Trout Stocking 2001 [Archive] - Fly Fishing Forum

: Trout Stocking 2001

03-09-2001, 12:27 PM
Released February 28, 2001


MassWildlife's trout hatcheries in Montague, Sunderland, Belchertown and Sandwich are
gearing up for the week of March 5, when District trout stocking trucks will start rolling in
for daily fill-ups of brown, brook and rainbow trout. For die-hard trout anglers, Christmas
comes in March when the trucks begin delivering the fish to local ponds and lakes.

According to Dr. Ken Simmons, Chief Fish Culturist for MassWildlife, "It's been a productive
year for the hatcheries. We'll be putting out more than 630 thousand trout this spring and
more than 428 thousand of them will be a foot or more in length. Those are quality fish by
anyone's standards and they'll be reaching local waters the week of March 5th if the
weather cooperates."

Each of MassWildlife's five regional Districts will be drawing on an average allocation of 125
thousand fish for spring stocking. The contact information is as follows:

Northeast District
Peter Jackson
Southeast District
Steve Hurley
Central District
Lee McLaughlin
Conn. Valley District
Dave Basler
Western District
Andrew Madden

District offices will provide stocking updates by phone while the statewide list of stocked
trout waters and weekly stocking summaries will be posted on the agency website at
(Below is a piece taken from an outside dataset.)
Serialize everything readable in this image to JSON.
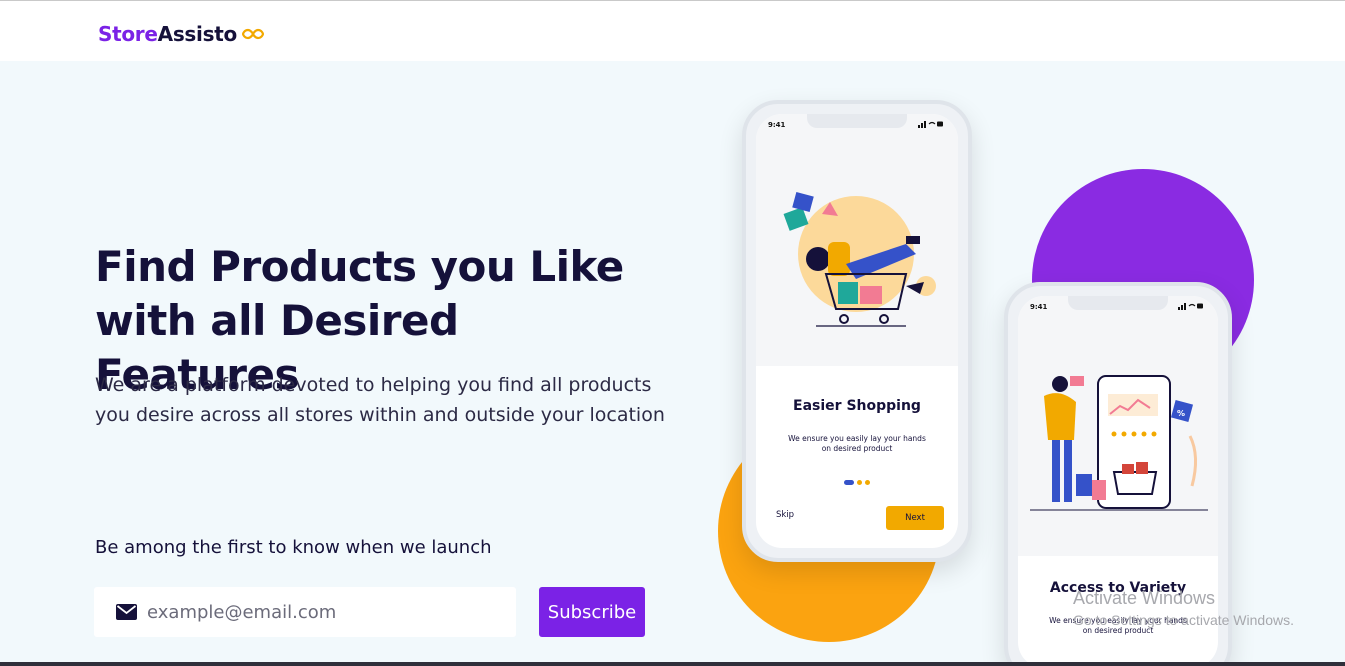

More than half of the fish scheduled to be stocked are rainbows (361,620) with browns
(194,200), brookies (72,380) and tiger trout (2,500) rounding out the field. Truck access,
ice, weather and water conditions will dictate exactly where and when the trout are
stocked so check with the Districts for the most current information. Rivers and streams
will begin receiving fish when water levels are suitable. For more information, contact the
nearest MassWildlife District office.

03-11-2001, 04:56 PM
Was there was any mention of wild fish management where you found this info? I agree wholeheartedly that most of these waters are put-and-take fisheries and there would not be a fishery without stocking not only here but in many parts of the country (and the world for that matter)... but what bugs me a little is the lack of thinking about protection and welfare of existing wild fish stocks by F&G agencies. Maybe they're thinking about it but not publishing anything? Any thoughts out there?

03-12-2001, 09:45 AM
>>but what bugs me a little is the lack of thinking about protection and welfare of existing wild fish stocks by F&G agencies. Maybe they're thinking about it but not publishing anything?<<

They are indeed, and that's part of the point. I talked to a DFW guy a couple of years ago about some wild trout streams and one of the points he made was that he stopped stocking a certain river in order to have it fall off the stocking lists and hence off many people's fishing destinations.

If a river looks trouty and it's not on a stocking list it may be an intentional effort on the part of the state to restore a wild fishery.

03-12-2001, 10:20 AM
Sounds good. We can go try out our new hardware!

Powers: Sounds good too. I'm fascinated with wild brookies. It occured to me yesterday thatI ought to think outside the box of Massachusetts more. I live 15 mins from the N.H. border where there a more of them wild gems than one would think, I think.


John Desjardins
03-12-2001, 12:11 PM
The Commonwealth of Massachussetts publishes very few things on wild fish. I've been looking through the descriptions of wildlife management areas for finding off the beaten track locations. This yeilded the following gem.

"-------- -----, a cold water stream with a population of native brook trout runs north to south through the center of the area." The description also includes "It will take some hiking to reach this secluded ---- acre area".

The name & size have been changed to protect those innocent Brookies. I haven't looked through all the descriptions but there may be more to be found.

Terry, I have done well on what I believe are native trout in the white mountain region of NH.
I realize that it doesn't have natives, but I've always wanted to fish the portion of the Nittisset after it exits Silver Lake in Brookline. For some reason I've never done it though.

03-12-2001, 12:53 PM
I know some places where native brookies thrive in NH as well. I wouldn't post them on any website either, but it would be cool to go see if they are still the unmolested populations they were last time I went.

How about a "wild things" tour with a zip-lipped group to share their native brookie motherloads within the group in late March or early April? No specific info posted, only invitations to join the group.

As photogenic as they are, we'll have to snap photos of them but no there will be no details unless you attend. Might be a fun spin on the usual internet dilemma!

03-15-2001, 01:14 PM
BTW - Mike, that sounds very reassuring. I hope they succeed!

03-20-2001, 05:36 AM
I was at the gas Station the other day, when the stocking truck pulled in, I got into a conversation with the driver, He was telling me that 99% of the ponds on the Cape are stocked. He was also saying that the Yahoo's are following him from the hatchery's to the ponds, and casting lures at the stocking ramp, as he is trying to stock the pond.